  32. Shrivas K, Dewangan K (2015) Surfactant-assisted dispersive liquid–liquid microextraction for sensitive spectrophotometric determination of iron in food and water samples and comparison with atomic absorption spectrometry. J Surfactants Deterg 18:1137–1144CrossRefGoogle Scholar
  33. Shu MW, Leong MI, Fuh MR, Huang SD (2012) Determination of endocrine-disrupting phenols in water samples by a new manual shaking-enhanced, ultrasound-assisted emulsification microextraction method. Analyst 137:2143–2150CrossRefGoogle Scholar
  34. Stahl DC, Tilotta DC (2001) Screening method for nitroaromatic compounds in water based on solid-phase microextraction and infrared spectroscopy. Environ Sci Technol 35:3507–3512CrossRefGoogle Scholar
  35. Tahmasebi E, Yamini Y, Seidi S, Rezazadeh M (2013) Extraction of three nitrophenols using polypyrrole-coated magnetic nanoparticles based on anion exchange process. J Chromatogr A 1314:15–23CrossRefGoogle Scholar
  36. Wei SY, Leong MI, Li Y, Huang SD (2011) Development of liquid phase microextraction based on manual shaking and ultrasound-assisted emulsification method for analysis of organochlorine pesticides in aqueous samples. J Chromatogr A 1218:9142–9148CrossRefGoogle Scholar
  37. Yiantzi E, Psillakis E, Tyrovola K, Kalogerakis N (2010) Vortex-assisted liquid–liquid microextraction of octylphenol, nonylphenol and bisphenol-A. Talanta 80:2057–2062CrossRefGoogle Scholar
  38. You J, Pehkonen S, Landrum PF, Lydy MJ (2007) Desorption of hydrophobic compounds from laboratory-spiked sediments measured by tenax absorbent and matrix solid-phase microextraction. Environ Sci Technol 41:5672–5678CrossRefGoogle Scholar
  39. Zargar B, Parham H, Hatamie A (2016) Hollow fiber liquid based microextraction of nalidixic acid in urine samples using aliquat 336 as a carrier combined with high-performance liquid chromatography. J Chromatogr Sci 54:257–263Google Scholar
  40. Zhou SN, Oakes KD, Servos MR, Pawliszyn J (2008) Application of solid-phase microextraction for in vivo laboratory and field sampling of pharmaceuticals in fish. Environ Sci Technol 42:6073–6079CrossRefGoogle Scholar
  41. Zhu L, Zhu L, Lee HK (2001) Liquid–liquid–liquid microextraction of nitrophenols with a hollow fiber membrane prior to capillary liquid chromatography. J Chromatogr A 924:407–414CrossRefGoogle Scholar

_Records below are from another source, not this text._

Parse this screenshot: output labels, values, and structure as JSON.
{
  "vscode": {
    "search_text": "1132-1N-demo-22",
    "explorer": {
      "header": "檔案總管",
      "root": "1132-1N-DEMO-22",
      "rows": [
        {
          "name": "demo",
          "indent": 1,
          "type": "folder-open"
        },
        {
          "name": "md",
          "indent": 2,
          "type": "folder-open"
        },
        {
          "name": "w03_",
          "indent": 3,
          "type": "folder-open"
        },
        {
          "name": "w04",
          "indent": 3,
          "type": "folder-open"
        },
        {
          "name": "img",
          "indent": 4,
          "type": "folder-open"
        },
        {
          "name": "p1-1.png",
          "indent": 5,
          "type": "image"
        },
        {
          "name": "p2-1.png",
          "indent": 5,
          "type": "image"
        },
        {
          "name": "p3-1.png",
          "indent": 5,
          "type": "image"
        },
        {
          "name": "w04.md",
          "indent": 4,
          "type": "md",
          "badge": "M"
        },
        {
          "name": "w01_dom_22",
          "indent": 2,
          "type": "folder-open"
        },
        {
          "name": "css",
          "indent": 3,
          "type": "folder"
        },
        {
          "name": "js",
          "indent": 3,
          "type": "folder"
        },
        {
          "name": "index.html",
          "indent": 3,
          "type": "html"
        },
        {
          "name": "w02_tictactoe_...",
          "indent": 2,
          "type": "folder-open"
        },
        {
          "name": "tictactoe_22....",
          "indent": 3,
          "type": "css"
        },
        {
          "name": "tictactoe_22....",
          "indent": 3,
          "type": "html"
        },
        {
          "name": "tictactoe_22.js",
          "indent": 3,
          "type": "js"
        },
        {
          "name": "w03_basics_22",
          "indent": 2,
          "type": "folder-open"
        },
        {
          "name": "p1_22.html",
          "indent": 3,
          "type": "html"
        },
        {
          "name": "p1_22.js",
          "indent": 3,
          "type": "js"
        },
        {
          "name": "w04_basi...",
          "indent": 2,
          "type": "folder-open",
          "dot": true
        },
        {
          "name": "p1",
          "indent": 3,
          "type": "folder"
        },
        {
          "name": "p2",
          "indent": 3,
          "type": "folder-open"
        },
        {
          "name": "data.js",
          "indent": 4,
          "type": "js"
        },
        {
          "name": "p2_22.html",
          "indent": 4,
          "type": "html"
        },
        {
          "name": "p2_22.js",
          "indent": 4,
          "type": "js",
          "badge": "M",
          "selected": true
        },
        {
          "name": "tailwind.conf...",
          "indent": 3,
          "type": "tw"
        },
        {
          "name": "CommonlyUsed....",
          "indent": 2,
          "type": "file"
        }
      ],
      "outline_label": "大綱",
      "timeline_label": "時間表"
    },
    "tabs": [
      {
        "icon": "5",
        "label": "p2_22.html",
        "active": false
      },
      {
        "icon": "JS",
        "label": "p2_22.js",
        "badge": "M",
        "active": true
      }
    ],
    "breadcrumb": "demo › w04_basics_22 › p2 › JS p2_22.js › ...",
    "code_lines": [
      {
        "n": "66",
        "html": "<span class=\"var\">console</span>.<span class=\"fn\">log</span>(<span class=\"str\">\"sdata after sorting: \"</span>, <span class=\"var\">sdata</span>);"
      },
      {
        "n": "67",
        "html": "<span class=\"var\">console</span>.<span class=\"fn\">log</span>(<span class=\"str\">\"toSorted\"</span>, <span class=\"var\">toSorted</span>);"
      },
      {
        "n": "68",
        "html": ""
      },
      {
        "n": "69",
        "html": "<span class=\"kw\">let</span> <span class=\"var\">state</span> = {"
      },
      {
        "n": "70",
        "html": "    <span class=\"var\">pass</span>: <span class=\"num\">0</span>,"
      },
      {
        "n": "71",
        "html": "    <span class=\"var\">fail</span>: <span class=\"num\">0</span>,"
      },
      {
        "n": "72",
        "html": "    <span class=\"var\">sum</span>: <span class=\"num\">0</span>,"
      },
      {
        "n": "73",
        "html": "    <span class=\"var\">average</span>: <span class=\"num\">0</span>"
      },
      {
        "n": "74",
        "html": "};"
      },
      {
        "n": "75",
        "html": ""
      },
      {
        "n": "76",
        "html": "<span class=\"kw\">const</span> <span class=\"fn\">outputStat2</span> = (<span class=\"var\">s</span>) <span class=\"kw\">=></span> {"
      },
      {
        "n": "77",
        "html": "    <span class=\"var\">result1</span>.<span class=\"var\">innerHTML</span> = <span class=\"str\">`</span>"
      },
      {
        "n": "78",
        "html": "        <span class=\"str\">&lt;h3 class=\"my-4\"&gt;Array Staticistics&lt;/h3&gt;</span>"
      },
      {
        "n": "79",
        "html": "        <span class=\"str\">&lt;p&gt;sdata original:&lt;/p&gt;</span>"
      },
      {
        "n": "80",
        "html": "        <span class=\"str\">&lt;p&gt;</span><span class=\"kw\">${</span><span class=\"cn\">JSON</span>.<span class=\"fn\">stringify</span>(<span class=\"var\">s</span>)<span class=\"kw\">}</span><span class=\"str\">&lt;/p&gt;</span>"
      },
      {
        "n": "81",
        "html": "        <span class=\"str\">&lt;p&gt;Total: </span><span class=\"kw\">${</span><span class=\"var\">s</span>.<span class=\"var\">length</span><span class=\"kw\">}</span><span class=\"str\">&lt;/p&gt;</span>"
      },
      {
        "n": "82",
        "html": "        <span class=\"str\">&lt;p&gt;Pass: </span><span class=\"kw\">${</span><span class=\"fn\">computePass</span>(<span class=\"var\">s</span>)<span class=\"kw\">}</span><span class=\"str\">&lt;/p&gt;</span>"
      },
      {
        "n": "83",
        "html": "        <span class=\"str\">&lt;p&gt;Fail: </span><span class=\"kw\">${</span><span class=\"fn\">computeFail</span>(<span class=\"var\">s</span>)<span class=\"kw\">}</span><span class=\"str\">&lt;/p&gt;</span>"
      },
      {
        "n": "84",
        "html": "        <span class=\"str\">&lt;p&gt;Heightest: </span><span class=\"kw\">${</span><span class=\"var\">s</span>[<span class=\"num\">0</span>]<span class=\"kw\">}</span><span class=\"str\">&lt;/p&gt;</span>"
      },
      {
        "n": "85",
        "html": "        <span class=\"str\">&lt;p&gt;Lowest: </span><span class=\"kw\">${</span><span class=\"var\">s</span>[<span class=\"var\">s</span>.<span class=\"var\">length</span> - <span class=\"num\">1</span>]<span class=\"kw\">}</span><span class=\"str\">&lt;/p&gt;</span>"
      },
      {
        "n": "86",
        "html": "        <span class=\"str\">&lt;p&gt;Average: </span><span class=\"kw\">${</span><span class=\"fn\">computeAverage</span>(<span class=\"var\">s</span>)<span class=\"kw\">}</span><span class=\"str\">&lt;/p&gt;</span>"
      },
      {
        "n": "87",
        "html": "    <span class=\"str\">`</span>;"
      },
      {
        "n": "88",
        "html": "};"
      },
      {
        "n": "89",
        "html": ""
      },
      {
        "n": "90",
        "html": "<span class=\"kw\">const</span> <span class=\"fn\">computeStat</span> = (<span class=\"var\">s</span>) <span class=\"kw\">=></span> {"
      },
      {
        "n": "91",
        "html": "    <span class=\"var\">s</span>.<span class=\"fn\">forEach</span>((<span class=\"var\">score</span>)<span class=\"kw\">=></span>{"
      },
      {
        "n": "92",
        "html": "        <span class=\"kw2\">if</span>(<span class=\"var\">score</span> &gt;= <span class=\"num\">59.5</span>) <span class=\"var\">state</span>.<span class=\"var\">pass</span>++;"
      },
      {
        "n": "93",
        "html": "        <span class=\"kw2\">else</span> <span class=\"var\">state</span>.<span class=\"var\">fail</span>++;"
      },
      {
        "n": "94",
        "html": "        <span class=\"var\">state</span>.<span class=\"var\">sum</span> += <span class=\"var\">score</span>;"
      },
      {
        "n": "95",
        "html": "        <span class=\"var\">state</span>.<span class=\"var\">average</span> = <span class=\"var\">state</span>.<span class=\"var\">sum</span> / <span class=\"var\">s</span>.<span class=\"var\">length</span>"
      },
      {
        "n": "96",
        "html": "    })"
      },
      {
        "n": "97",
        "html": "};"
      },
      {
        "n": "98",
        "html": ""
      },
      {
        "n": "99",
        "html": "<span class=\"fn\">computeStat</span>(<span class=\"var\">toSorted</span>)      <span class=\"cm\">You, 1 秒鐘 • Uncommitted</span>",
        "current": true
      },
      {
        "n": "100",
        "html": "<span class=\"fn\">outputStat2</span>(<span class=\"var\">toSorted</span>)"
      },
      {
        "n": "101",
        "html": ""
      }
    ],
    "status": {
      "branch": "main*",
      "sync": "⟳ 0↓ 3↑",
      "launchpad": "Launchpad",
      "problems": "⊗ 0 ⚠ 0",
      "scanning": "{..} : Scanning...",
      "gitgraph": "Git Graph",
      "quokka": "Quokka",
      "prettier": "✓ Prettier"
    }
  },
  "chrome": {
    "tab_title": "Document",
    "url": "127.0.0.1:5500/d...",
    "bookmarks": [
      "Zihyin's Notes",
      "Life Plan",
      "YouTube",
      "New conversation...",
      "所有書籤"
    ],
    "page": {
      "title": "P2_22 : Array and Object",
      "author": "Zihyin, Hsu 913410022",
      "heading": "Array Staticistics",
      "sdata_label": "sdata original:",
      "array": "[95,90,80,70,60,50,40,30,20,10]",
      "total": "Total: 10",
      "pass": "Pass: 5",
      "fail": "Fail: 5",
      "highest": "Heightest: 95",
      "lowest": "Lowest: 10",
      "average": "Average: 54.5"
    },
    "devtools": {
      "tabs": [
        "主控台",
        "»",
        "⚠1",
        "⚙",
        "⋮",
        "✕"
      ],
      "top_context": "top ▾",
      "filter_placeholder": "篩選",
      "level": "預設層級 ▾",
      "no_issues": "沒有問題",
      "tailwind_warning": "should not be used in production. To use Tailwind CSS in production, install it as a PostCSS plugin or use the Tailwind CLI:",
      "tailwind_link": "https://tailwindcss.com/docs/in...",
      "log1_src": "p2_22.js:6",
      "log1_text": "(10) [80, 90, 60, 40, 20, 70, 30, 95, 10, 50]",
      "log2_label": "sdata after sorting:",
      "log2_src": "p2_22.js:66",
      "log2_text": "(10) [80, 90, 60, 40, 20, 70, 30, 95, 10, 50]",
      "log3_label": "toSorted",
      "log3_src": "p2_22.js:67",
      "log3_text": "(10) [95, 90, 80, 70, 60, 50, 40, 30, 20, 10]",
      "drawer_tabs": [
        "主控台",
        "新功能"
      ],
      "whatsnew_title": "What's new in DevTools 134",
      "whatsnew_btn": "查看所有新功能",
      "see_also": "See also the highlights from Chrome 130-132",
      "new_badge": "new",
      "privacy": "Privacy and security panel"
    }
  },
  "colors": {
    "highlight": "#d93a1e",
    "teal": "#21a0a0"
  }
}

Copyright information

© Islamic Azad University (IAU) 2018

Authors and Affiliations

  1. 1.Department of ChemistryNational Tsing Hua UniversityHsinchuTaiwan
  2. 2.Department and Graduate Institute of Forensic MedicineNational Taiwan UniversityTaipeiTaiwan

Personalised recommendations